President Bush has made gains with voters in the past three weeks, despite the revelations about US abuses of detainees in Iraq.
The latest Christian Science Monitor/TIPP poll, taken May 2 through 8, shows Bush beating Democratic challenger John Kerry 46 percent to 41 percent, with independent Ralph Nader getting 5 percent of the vote. In a two-way race, Bush leads Senator Kerry 47 percent to 44 percent. In the last Monitor/TIPP poll, taken April 16 to 22, Bush led by four points in a three-man race.
Bush's gains were notably big in the 17 so-called battleground states, those that were decided by a close margin in 2000 and promise to be close again this fall. From mid-April to early May, the president widened his lead in those states from three points to nine, and now leads Kerry there, 49 percent to 40 percent.
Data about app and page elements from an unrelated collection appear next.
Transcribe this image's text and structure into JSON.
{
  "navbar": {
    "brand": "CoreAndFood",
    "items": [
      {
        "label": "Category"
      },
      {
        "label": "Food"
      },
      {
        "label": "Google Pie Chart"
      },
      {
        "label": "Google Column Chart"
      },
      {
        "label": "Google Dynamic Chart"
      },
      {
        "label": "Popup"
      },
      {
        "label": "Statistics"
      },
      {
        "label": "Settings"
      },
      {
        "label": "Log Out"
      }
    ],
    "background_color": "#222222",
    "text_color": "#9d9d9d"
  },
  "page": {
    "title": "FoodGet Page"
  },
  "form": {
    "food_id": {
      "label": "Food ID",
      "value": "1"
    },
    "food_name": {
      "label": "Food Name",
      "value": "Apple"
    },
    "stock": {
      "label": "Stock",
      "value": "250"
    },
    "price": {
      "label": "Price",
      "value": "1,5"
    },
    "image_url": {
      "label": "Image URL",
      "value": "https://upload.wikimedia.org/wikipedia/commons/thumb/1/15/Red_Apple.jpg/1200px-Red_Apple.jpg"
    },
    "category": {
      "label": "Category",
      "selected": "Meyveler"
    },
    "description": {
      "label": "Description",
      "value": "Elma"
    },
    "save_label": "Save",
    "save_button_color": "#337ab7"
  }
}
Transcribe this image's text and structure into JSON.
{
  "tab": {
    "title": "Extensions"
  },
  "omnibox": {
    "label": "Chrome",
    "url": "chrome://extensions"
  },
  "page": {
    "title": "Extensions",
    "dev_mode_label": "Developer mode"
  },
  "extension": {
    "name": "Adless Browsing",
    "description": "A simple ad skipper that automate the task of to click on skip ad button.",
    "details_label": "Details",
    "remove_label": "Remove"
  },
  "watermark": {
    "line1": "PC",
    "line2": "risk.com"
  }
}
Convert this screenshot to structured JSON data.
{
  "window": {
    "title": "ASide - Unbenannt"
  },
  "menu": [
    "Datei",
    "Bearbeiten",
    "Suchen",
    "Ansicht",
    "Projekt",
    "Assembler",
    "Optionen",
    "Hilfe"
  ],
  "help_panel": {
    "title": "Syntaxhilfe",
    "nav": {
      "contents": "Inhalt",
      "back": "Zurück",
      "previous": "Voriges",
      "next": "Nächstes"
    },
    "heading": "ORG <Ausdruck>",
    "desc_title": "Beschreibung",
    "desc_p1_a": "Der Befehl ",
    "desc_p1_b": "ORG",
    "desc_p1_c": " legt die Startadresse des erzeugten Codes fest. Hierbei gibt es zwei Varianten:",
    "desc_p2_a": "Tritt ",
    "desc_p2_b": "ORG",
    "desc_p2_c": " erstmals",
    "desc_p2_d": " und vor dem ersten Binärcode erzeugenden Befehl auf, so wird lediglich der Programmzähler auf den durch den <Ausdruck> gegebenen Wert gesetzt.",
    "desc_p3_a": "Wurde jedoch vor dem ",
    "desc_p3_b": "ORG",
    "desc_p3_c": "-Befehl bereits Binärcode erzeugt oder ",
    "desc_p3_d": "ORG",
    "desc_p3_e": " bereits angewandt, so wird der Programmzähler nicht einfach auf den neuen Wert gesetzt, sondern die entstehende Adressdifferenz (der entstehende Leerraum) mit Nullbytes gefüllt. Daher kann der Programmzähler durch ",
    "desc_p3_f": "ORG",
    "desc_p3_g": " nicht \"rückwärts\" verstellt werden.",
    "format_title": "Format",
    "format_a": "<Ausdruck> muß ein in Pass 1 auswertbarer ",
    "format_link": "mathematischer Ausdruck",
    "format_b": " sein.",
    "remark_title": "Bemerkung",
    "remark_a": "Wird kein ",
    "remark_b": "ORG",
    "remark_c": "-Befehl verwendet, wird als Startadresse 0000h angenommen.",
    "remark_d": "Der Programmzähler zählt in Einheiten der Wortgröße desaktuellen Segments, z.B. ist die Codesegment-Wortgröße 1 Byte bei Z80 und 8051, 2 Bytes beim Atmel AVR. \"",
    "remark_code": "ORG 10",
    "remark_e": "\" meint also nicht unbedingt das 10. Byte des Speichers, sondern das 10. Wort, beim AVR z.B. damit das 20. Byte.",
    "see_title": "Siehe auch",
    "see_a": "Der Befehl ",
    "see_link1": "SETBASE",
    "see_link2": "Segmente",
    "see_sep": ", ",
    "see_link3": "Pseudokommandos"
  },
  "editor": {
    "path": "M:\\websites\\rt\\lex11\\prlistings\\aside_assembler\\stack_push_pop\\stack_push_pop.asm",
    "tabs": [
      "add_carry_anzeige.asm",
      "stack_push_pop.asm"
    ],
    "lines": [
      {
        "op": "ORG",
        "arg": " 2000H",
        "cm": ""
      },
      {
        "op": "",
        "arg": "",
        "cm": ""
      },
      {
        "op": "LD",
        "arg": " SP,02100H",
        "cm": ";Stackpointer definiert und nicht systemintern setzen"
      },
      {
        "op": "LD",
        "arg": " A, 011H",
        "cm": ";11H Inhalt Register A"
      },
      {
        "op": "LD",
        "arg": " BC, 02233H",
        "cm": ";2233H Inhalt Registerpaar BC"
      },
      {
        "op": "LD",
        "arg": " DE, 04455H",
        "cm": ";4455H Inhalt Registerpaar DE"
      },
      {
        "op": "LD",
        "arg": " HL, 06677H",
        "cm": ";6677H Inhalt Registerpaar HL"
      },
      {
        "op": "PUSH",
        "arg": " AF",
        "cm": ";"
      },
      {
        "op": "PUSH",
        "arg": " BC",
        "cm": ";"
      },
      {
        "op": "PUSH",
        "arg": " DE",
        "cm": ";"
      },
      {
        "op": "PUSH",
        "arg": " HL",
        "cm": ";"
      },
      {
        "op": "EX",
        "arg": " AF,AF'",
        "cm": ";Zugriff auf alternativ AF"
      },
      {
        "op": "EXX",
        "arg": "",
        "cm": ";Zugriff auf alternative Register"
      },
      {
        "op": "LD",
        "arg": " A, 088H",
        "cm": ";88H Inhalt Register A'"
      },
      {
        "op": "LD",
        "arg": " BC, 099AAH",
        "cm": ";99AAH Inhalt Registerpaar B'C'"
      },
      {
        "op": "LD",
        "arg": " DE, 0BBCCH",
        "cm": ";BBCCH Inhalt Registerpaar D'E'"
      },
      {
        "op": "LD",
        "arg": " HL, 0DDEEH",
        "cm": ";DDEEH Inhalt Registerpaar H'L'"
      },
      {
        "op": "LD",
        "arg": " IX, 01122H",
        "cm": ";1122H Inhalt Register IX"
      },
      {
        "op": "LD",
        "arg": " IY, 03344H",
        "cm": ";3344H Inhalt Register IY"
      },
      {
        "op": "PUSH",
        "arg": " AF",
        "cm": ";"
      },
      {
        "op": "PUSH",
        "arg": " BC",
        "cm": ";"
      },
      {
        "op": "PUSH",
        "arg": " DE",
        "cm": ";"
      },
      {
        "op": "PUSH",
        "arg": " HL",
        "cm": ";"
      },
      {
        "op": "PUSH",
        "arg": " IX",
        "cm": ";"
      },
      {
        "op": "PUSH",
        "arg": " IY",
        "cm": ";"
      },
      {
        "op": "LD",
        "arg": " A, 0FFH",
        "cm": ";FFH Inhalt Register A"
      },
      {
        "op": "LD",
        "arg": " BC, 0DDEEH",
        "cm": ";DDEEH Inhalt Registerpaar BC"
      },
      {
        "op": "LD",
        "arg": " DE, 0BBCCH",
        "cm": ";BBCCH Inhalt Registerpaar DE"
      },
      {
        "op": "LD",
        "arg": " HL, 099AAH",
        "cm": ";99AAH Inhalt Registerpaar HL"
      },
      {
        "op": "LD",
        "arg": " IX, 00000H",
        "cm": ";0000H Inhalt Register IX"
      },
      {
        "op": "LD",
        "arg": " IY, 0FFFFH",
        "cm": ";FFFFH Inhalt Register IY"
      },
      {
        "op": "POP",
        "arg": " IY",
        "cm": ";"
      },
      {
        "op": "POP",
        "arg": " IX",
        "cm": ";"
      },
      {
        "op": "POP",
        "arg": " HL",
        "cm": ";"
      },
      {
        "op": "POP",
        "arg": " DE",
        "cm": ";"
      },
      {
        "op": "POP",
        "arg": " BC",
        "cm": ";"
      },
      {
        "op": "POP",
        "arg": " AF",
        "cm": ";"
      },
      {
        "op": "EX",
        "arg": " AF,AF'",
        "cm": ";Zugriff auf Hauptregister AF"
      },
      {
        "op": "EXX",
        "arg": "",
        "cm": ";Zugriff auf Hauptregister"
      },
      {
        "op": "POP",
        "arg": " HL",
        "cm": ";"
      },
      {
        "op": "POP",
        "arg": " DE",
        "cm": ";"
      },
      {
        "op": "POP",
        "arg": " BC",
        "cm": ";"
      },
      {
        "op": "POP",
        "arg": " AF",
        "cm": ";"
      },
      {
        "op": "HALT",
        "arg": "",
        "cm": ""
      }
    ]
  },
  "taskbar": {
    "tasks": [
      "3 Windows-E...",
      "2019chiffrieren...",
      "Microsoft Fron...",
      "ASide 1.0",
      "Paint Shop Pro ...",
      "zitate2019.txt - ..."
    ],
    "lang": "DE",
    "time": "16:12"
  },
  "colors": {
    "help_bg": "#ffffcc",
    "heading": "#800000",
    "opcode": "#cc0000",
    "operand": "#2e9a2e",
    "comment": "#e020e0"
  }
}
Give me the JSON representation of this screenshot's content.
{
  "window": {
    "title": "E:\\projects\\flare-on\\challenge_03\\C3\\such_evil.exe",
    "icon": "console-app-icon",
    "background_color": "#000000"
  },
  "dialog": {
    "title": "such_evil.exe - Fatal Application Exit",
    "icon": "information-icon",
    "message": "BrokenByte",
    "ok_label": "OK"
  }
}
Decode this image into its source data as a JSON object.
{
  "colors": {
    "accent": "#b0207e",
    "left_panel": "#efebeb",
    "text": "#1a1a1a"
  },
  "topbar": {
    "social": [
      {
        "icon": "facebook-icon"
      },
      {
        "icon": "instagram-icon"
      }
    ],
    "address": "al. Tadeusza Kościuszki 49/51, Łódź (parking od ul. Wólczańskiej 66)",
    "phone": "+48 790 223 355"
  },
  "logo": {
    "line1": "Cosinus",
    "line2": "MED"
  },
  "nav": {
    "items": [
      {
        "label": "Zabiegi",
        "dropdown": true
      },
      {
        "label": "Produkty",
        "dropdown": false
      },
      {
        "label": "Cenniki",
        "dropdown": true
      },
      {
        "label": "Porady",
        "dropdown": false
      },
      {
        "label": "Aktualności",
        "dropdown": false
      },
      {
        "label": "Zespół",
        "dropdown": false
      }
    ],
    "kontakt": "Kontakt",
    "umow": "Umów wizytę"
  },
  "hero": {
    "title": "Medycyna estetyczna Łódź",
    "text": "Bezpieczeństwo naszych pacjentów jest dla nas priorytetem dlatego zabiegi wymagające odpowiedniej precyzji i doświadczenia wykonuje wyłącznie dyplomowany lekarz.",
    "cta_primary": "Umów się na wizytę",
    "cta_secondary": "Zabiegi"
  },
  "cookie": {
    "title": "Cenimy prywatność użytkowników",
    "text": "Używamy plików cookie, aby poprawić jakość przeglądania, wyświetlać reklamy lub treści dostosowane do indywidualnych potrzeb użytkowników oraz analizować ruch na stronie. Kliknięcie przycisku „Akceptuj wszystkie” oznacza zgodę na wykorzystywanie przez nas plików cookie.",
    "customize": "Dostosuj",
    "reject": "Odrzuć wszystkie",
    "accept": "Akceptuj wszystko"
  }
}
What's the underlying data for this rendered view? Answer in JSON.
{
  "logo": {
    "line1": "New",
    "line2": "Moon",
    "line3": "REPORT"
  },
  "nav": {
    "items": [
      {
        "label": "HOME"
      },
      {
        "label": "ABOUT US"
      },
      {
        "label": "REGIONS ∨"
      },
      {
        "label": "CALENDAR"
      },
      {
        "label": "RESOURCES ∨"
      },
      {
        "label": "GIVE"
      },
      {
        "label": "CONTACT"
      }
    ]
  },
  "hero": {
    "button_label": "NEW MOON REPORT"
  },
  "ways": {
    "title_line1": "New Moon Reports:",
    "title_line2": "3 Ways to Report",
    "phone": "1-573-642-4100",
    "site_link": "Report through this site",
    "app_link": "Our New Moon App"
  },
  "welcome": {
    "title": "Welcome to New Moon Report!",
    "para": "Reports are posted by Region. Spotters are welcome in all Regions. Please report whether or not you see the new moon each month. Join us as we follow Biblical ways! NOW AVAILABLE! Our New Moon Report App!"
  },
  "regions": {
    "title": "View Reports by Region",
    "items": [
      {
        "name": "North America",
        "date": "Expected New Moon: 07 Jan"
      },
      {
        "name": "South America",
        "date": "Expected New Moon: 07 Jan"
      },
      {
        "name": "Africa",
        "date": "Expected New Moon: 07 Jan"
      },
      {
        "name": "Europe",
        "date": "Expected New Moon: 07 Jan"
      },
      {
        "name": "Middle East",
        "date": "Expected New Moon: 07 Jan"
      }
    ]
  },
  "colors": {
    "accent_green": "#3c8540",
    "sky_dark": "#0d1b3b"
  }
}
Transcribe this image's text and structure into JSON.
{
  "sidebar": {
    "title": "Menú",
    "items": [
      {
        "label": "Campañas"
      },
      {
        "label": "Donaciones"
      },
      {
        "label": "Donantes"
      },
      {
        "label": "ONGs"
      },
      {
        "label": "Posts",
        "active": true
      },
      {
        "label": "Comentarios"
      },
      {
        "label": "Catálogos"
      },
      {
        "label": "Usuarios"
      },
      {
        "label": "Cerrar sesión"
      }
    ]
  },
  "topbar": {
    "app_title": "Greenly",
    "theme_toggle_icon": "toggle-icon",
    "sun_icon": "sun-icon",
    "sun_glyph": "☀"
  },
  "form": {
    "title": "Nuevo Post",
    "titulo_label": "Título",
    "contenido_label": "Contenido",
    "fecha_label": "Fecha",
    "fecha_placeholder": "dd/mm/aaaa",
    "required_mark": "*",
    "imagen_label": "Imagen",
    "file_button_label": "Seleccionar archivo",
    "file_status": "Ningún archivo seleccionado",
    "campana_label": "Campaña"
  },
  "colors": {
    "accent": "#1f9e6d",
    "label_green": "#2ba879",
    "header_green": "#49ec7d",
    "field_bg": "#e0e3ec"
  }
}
Those states include Iowa, Wisconsin, Ohio, and Michigan, all of which Bush visited last week on two bus tours.
Raghavan Mayur, president of TIPP, attributes Bush's gains in the battleground both to the bus tour, which garnered a lot of local publicity, and heavy campaign advertising. "He was shaking a lot of hands," says Mr. Mayur.
The poll showed greater intensity among Bush supporters than Kerry supporters. Two-thirds (68 percent) of Bush supporters say they support him strongly, while 38 percent of Kerry supporters do so.
The poll also showed a rise in the president's leadership index rating, from 49.5 in April, the lowest point of his presidency, to 51.8 in May. On the economic front, the poll showed more good news for Bush, in a week capped by positive job-creation numbers: TIPP's Economic Optimism Index rose 2 points, to 54.8. A reading above 50 means optimism, below 50 means pessimism.